I drew from the digital collections of the University of Washington Libraries, the Alaska State Library - Historical Collections, and the University of Alaska Fairbanks for many images. I also referenced National Park Service webpages, the website of the Central Council of the Tlingit and Haida Indian Tribes of Alaska, recent articles, and scholarly sources including Melanie Mayer’s book “Klondike Women : True Tales of the 1897-98 Gold Rush.” A full list of references can be found below.

I chose this variety of sources to expand the understanding of Wade’s experience past her singular perspective. Some sources spoke to the reasons that might have encouraged Wade to travel, such as news of the Klondike Gold Rush, while others revealed the wider range of experiences of women in 1890s Alaska.

Mapping the Journey

When reading the description of each location in writing, it can be difficult to get a sense of the time and distance traveled. When looking at this journey on a map, viewers can better picture the experience of sailing for hundreds of miles, as the distance between locations is clearly represented. Despite the detailed location data shown on the StoryMap, only locations mentioned in chapters 2 and 3 of Wade’s manuscript are represented, and much of her journey remains unexplored. Part of my goal in documenting these points is to emphasize the arduousness of Wade’s journey.

Though Wade’s writing dates to 1907, the content in this project ranges from the 1890s to the 21st century. I chose to highlight the following locations, with the intention of using each location to illuminate a different aspect of the manuscript:

  • Seattle, WA
  • Port Townsend, WA and Victoria, BC
  • Seymour Narrows, BC
  • Dixon’s Entrance, BC
  • Ketchikan, AK
  • Wrangell, AK
  • Juneau, AK
  • Denali, AK

In each location, I examine Wade’s comments and descriptions. Though it is difficult to determine what reasons most strongly compelled Wade to travel, these remarks illuminate what Wade valued in her journey, which may reflect or contrast with the views of other Alaskan explorers and inhabitants. These topics included female prospectors, the role of tourists in Alaska, the indigenous Tlingit people, and American patriotic identity, among others.
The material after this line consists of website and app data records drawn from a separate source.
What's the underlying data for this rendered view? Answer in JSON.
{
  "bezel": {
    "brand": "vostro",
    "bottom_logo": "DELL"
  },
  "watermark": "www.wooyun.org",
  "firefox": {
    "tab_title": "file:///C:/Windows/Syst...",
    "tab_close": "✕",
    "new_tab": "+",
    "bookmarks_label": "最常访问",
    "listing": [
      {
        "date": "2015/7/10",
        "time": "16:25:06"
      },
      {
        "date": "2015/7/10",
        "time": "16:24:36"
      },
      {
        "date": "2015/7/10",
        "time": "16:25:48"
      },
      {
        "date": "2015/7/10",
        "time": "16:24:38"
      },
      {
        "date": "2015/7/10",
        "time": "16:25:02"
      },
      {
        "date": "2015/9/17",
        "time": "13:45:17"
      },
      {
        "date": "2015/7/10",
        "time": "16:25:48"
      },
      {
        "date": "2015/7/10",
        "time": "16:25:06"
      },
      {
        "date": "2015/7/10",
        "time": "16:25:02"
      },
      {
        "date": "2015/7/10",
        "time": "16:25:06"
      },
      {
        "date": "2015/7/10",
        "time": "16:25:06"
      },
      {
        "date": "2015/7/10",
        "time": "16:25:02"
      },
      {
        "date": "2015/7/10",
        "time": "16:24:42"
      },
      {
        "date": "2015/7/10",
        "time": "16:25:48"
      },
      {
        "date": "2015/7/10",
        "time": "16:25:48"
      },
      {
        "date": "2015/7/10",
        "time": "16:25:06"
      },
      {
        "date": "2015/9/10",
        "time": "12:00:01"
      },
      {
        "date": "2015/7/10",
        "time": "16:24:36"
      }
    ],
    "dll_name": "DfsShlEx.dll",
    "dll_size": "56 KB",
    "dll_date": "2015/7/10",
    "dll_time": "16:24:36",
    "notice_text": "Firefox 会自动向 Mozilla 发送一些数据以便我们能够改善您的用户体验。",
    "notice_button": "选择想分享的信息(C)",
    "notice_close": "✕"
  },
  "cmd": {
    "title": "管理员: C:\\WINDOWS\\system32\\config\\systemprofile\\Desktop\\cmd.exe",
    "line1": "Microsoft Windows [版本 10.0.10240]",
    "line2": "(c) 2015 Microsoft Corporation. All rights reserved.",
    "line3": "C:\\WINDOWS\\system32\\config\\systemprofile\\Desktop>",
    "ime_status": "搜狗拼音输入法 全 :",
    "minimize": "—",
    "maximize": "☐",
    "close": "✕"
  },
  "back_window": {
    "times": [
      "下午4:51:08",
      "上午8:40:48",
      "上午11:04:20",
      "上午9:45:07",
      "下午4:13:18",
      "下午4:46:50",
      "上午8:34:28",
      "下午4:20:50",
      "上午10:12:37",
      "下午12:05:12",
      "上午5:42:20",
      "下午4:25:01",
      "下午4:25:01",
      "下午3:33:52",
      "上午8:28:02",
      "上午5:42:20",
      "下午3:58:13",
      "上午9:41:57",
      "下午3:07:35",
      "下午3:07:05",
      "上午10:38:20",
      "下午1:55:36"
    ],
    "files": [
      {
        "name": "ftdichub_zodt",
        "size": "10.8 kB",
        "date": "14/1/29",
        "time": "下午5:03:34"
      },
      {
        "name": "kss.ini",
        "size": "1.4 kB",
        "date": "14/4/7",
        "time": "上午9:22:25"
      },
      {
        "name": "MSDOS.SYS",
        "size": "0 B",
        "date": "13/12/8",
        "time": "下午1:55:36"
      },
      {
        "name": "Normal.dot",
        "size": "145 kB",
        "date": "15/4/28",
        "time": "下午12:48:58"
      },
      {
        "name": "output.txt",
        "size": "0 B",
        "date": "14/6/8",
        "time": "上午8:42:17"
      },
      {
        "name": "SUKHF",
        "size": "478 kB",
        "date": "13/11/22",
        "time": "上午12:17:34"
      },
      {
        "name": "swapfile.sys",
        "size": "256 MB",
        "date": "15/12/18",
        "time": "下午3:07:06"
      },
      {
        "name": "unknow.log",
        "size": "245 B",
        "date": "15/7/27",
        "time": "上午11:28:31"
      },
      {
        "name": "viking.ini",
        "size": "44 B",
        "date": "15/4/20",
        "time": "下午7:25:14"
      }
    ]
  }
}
To create an engaging visual narrative, I included connections between time periods, tying direct quotes from Wade to more recent aspects of Alaskan history, such as Alaska’s statehood and the experience of the Tlingit people. I also included a video within the “Seymour Narrows” location to more clearly represent Wade’s dynamic journey of traveling by steamer. Though Wade includes elegant descriptions, the addition of visual resources amplifies her words and provides the viewer with a greater ability to appreciate Alaska in the ways Wade intended.


Alaska’s Digital Archives. Accessed March 8, 2021.

Central Council Tlingit & Haida Indian Tribes of Alaska. “Our History,” n.d.

Jonaitis, Aldona. Discovering Totem Poles. University of Washington Press, 2012.

Luray, Elyse. “EPISODE 9,2004: GOLD SHIP, SOUTH EAST ALASKA.,” 2004.

Mayer, Melanie J. Klondike Women: True Tales of the 1897-98 Gold Rush. Athens, Ohio:, 1989.

Merritt, Steven. “Researchers Identify Famous Gold Rush Steamer.” Alaska. Anchorage: MCC Magazines, LLC d/b/a Alaska Magazine, February 2005. 215849385. ProQuest Central.

National Park Service. “What Was the Klondike Gold Rush?,” n.d.

National Park Service. “Wildlife,” n.d.

National Park Service. “Women Who Went to the Klondike,” n.d.

SFU Digitized Collections. “British Columbia Postcards Collection.” Accessed March 8, 2021.

“University of Washington Libraries Digital Collections.” Accessed March 8, 2021.

Wade, Nellie Martin. “General Manuscripts Miscellaneous Collection (C0140) – Wade, Nellie Martin, ‘Through Interior Alaska on Horseback and the Scenic Coast Route’ Manuscript.” Princeton University Library Finding Aids. Accessed March 8, 2021.